Mentions: Having obtained the experimental data presented above, we attempted to replicate in the model simulation the effect of a variable phase response, namely that light can either advance or delay the circadian rhythm, or have no effect depending on the specific timing of light pulses, thereby resetting the clocks in asynchronous populations to a common phase (see Figure 5 for a comparison of deterministic and stochastic simulations). The experimental setup was approximated in silico; that is, 1000 stochastic oscillators were desynchronized in the absence of light and subsequently exposed to light pulses of varying intensity. The resulting traces are found in Figure 6.

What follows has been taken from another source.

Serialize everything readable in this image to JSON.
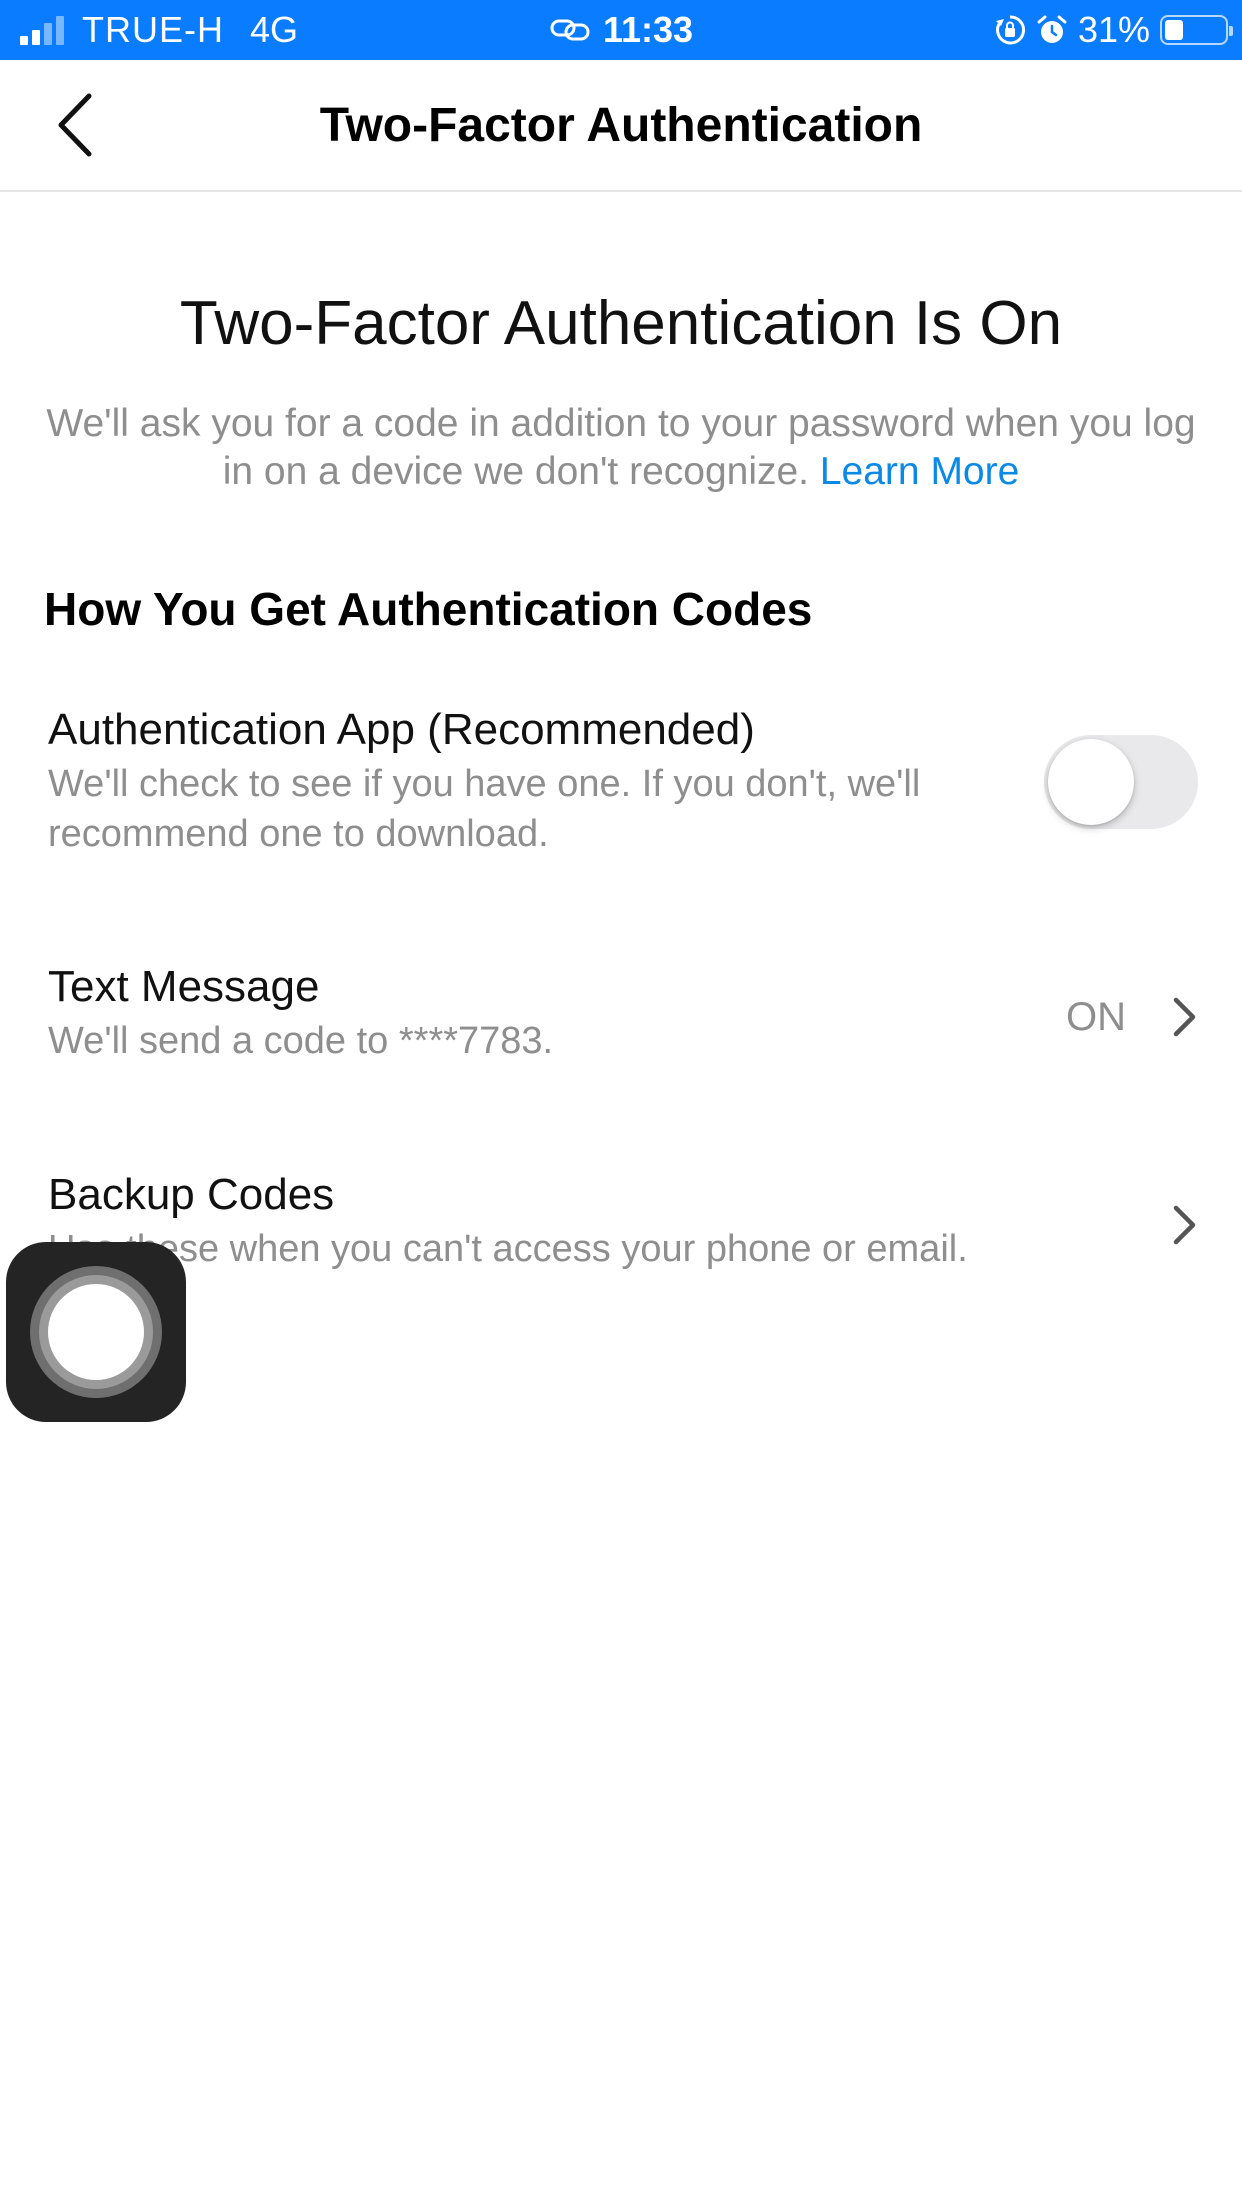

Bottom Line: Here we investigate how the circadian clock is entrained by external cues such as light.Working with zebrafish cell lines and combining light pulse experiments with simulation efforts focused on the role of synchronization effects, we find that even very modest doses of light exposure are sufficient to trigger some entrainment, whereby a higher light intensity or duration correlates with strength of the circadian signal.Moreover, we observe in the simulations that stochastic effects may be considered an essential feature of the circadian clock in order to explain the circadian signal decay in prolonged darkness, as well as light initiated resynchronization as a strong component of entrainment.

View Article: PubMed Central - PubMed

Affiliation: CoMPLEX, UCL, Physics Building, Gower Place, London WC1E 6BT, UK.

ABSTRACT
The circadian clock plays a pivotal role in modulating physiological processes and has been implicated, either directly or indirectly, in a range of pathological states including cancer. Here we investigate how the circadian clock is entrained by external cues such as light. Working with zebrafish cell lines and combining light pulse experiments with simulation efforts focused on the role of synchronization effects, we find that even very modest doses of light exposure are sufficient to trigger some entrainment, whereby a higher light intensity or duration correlates with strength of the circadian signal. Moreover, we observe in the simulations that stochastic effects may be considered an essential feature of the circadian clock in order to explain the circadian signal decay in prolonged darkness, as well as light initiated resynchronization as a strong component of entrainment.

No MeSH data available.


Related in: MedlinePlus